Sen. John Cornyn (R-Texas) admitted Monday that Senate Majority Leader Harry Reid (D-Nev.) is unlikely to resign due to racially insensitive comments he made about President Barack Obama in 2008.
Cornyn, who is chairman of the National Republican Senatorial Committee (NRSC), joined other Republicans in calling for Reid's ouster but conceded that the possibility of it happening is farfecthed.
"Frankly, I don't expect Senator Reid to resign," he said on MSNBC.
Reid has come under fire from the right after it was reported that made racially insensitive remarks about Obama during the campaign.
Mark Halperin and John Heliemann write in their new book, "Game Change," that Reid said he thought Obama could win because, while black, he was "light-skinned" and lacked a "Negro dialect, unless he wanted to have one."
Republicans have pointed to former Senate Majority Leader Trent Lott's (R-Miss.) decision to leave his leadership post in 2002 after he said he praised the late Sen. Strom Thurmond's (R-S.C.) 1948 segregationist presidential campaign.
"What this is about is his hypocrisy and hypocrisy of folks on the other side when Trent Lott said something that was far more innocuous than the racially tinged comments that Senator Reid made," Cornyn said.
Reid apologized to the president this weekend.

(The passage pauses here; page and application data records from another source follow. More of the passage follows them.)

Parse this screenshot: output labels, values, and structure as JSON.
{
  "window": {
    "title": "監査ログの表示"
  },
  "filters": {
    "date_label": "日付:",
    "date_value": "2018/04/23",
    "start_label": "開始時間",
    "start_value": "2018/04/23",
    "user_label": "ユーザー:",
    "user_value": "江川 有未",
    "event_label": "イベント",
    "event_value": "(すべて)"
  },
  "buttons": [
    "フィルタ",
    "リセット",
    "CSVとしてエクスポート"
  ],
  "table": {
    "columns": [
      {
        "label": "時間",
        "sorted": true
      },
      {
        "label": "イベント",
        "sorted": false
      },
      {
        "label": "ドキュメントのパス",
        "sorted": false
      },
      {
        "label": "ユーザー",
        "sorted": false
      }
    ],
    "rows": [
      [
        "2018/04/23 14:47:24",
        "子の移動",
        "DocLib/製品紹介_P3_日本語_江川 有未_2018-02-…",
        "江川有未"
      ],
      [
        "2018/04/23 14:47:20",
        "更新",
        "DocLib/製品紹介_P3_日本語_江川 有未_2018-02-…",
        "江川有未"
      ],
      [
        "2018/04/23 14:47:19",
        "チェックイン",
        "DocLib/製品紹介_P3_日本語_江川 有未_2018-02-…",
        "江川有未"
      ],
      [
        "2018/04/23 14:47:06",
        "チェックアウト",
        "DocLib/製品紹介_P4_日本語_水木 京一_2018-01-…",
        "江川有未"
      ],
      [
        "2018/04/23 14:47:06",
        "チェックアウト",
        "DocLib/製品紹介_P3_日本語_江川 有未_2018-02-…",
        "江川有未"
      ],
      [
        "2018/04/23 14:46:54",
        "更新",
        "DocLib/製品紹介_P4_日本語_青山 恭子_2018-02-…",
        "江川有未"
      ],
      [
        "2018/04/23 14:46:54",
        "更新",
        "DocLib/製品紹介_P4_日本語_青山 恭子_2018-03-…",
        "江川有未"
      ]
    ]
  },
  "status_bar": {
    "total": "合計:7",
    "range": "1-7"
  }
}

Obama accepted the apology. A spokesman for Reid has said that the senator will not resign.
The Nevada senator's remarks became public after he experienced a bad week of campaign news. A Las Vegas Review-Journal poll released last week showed Reid with a 52 percent disapproval rating.
Cornyn attacked Reid's record as majority leader as well as his racial comment in rebuking his reelection bid.
"I think fundamentally what this does is raises questions about Senator Reid's judgment," he said.